The questionnaire explores certain aspects of the White Paper, including specific actions to build an ecosystem of excellence, options for a regulatory framework for AI and further consultation on the question of safety and liability aspect of AI.

To zoom in on a specific and rather important aspect of the questionnaire for businesses, the Commission is seeking feedback on whether the introduction of new compulsory requirements should be limited to high-risk applications, and whether the current definition and criteria for this risk-based approach is the right way forward. New requirements and standards would regulate aspects such as training data, human oversight and so on. In addition, the European Commission is seeking feedback voluntary labelling for any other AI-powered services that could be qualified as “low-risk”. The intention and content of such voluntary labelling scheme is still fully open for discussion.

There are two key opportunities for businesses here through this process, that should not be overlooked:

First, this should be seen as the perfect opportunity to question, understand, assess and if necessary, improve companies’ practices when developing or using AI in their daily activities. The Commission and Expert Groups have developed various tools such as the White Paper, but also the  assessment list of the Ethics Guidelines for Trustworthy AI., that can guide this type of exercise. Do we allow for human oversight? Does the data we use could lead to biased decisions? Would we benefit for a voluntary label or other form of self-regulation? Those are some of the questions that companies operating in the EU could ask themselves to stay relevant in the market.

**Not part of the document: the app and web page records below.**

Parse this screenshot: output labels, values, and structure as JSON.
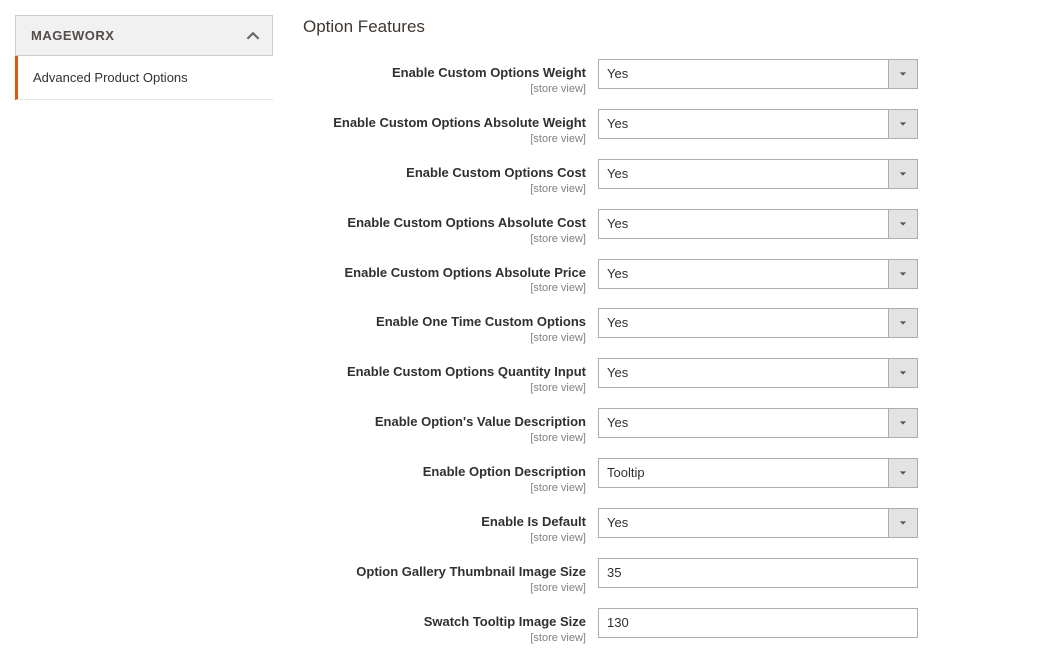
{
  "sidebar": {
    "tab_title": "MAGEWORX",
    "link_label": "Advanced Product Options"
  },
  "page_title": "Option Features",
  "scope_label": "[store view]",
  "fields": [
    {
      "label": "Enable Custom Options Weight",
      "type": "select",
      "value": "Yes"
    },
    {
      "label": "Enable Custom Options Absolute Weight",
      "type": "select",
      "value": "Yes"
    },
    {
      "label": "Enable Custom Options Cost",
      "type": "select",
      "value": "Yes"
    },
    {
      "label": "Enable Custom Options Absolute Cost",
      "type": "select",
      "value": "Yes"
    },
    {
      "label": "Enable Custom Options Absolute Price",
      "type": "select",
      "value": "Yes"
    },
    {
      "label": "Enable One Time Custom Options",
      "type": "select",
      "value": "Yes"
    },
    {
      "label": "Enable Custom Options Quantity Input",
      "type": "select",
      "value": "Yes"
    },
    {
      "label": "Enable Option's Value Description",
      "type": "select",
      "value": "Yes"
    },
    {
      "label": "Enable Option Description",
      "type": "select",
      "value": "Tooltip"
    },
    {
      "label": "Enable Is Default",
      "type": "select",
      "value": "Yes"
    },
    {
      "label": "Option Gallery Thumbnail Image Size",
      "type": "text",
      "value": "35"
    },
    {
      "label": "Swatch Tooltip Image Size",
      "type": "text",
      "value": "130"
    }
  ]
}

Second, share companies should share their experience with policymakers to ensure that a new EU legal framework does not hinder business activities or innovation beyond what is necessary to protect consumer and fundamental rights, and to ensure that any new legal framework does not create legal uncertainty or unnecessary red tape. Referring once again to the risk-based approached, the possible evolution of the qualification and criteria for “high-risk” use can have a significant impact on companies. Stakeholders have an opportunity to shape rules that could ensure the EU remains an open, competitive, and innovative market.

There have been certain voices calling for a reassessment of the Commission’s plans in relation to AI under the new circumstances created by the COVID19 outbreak, which could shed new light on the costs of not using AI-powered solutions. The Commission has however clearly insisted on the fact the questionnaire would be the perfect opportunity to reflect further on what a future regulation should look like to ensure that AI fulfill its promises for society.